As you get smarter and more knowledgeable, you can refine your pitch. (Now you're no longer saying, "I'd like to work on Central Asia policy. Now you're saying, "I'm an expert on gender issues in the Nagorno Karabakh, and I'd like to be able to help shape U.S. policy in that area. Bigwig #7 told me you know the State Department's White House Liaison and the deputy to the deputy for Nagorno Karabakh affairs -- do you have any suggestions on how I might reach out to them?" If you can identify White House Liaison Office staff and PPO staff by name, reach out directly to them as well.
As one political appointee with both White House and DOD experience put it, "If you want to be a political appointee, you need to ‘get' politics enough to treat your job search as a political campaign in and of itself. You need to do your homework and reach out to people." Another former official added, "DON'T assume the people you worked with on the campaign will have pointed you out to anyone" -- you need to be assertive on your own behalf. A former Senate-confirmed appointee was equally blunt: "Work for your own confirmation: no one else cares."
Be cynical, but not too cynical.
The process is not completely nepotistic. "All the unseemly stereotypes apply, but I don't think the system is as gameable as this implies," says Kori Schake, who spent several years on the Bush administration's National Security Staff.
Even the most jaded staffer in the Presidential Personnel Office tries hard not to put ignorant, obnoxious fools into important positions. When a position appears to require particular expertise, PPO staff really do try to find people who possess that expertise -- and if they can't find someone who's "connected," they'll search the database of people interested in jobs. It happens, really. So, tempting as it may be to dismiss the formal process as worthless, don't; instead, make sure you fully and accurately describe your experience and expertise. When someone does a database search for "gender issues" and "Nagorno Karabakh," you want to make sure your application pops up.
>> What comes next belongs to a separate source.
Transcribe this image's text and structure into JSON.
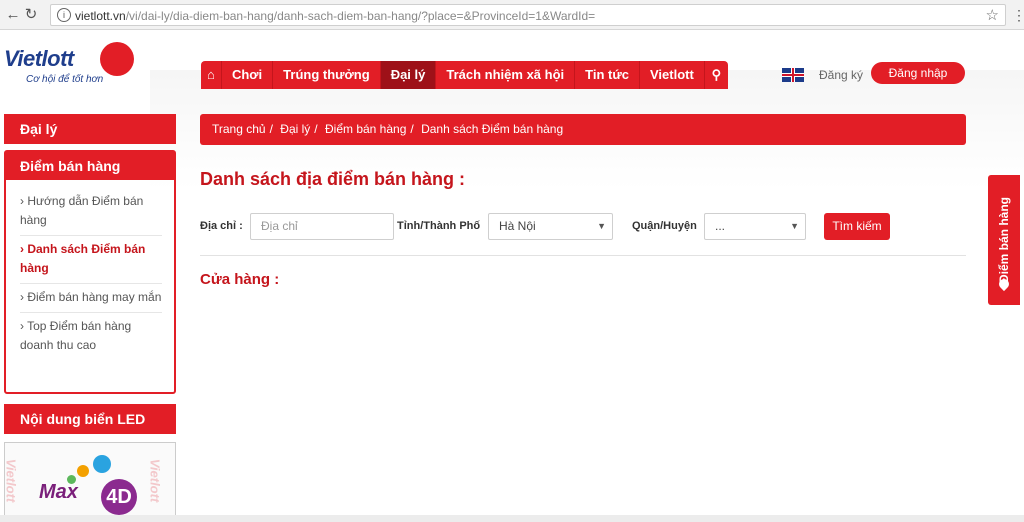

One reason positions are at times filled by people without much relevant experience is that the people working in Presidential Personnel are often young and relatively inexperienced themselves. As a result, they may not have a clear sense of what people in particular positions actually need to know and do. This means that you have to help them, by doing your homework. "Be realistic," cautions a former White House senior official. "If you're not sure what kind of job is appropriate for your level of experience, ask around. Or look at others with similar backgrounds and see where they're serving." A former State Department official underscored the point: "[You need to] actually know something about the jobs you want, and how you are qualified for them; your competition will."
If you have rock-solid qualifications for a particular job or jobs, and can bring your qualifications to the attention of agency, WHLO, and PPO staff, you stand a pretty decent chance of getting a position sooner or later. "[There's a] myth is that you must be politically connected and intimately tied to the campaign" to get a job, a DOD political appointee told me. He got his SES-level job because senior Pentagon officials knew his work in a related area and had been impressed; they queried PPO about him, PPO agreed to put him on the slate of candidates, and he was interviewed and hired. He wasn't even a Democrat -- he was just a well-qualified match for a fairly specialized portfolio.
Network...but be patient and don't bug people.
There's a fine line between being assertive on your own behalf and being That Guy. "Raw ambition on display is unattractive," says a former State Department senior official. A former White House official seconds the sentiment: "Don't try too hard. A well-placed, well-timed recommendation or two can be extremely helpful, but it can quickly be overdone. If you have your 10 favorite Senators send letters and your friends calling and emailing everyone they know in the Administration, you will almost certainly annoy the people you want to impress."
Once you've made sure people are aware of your interests and your skills, leave them alone. "Lie low," urges a former senior official at a domestic policy agency. "I have no idea how [the appointments process] works, except...slowly."
"Settle down and accept that the process will move in mysterious ways and will take far longer than you imagined," agreed Suzanne Nossel, a former State Department deputy assistant secretary. "Radio silence is neither a good sign or a bad sign, rather it's simply generally the only sign you get for long stretches... [it] may not signify anything personal."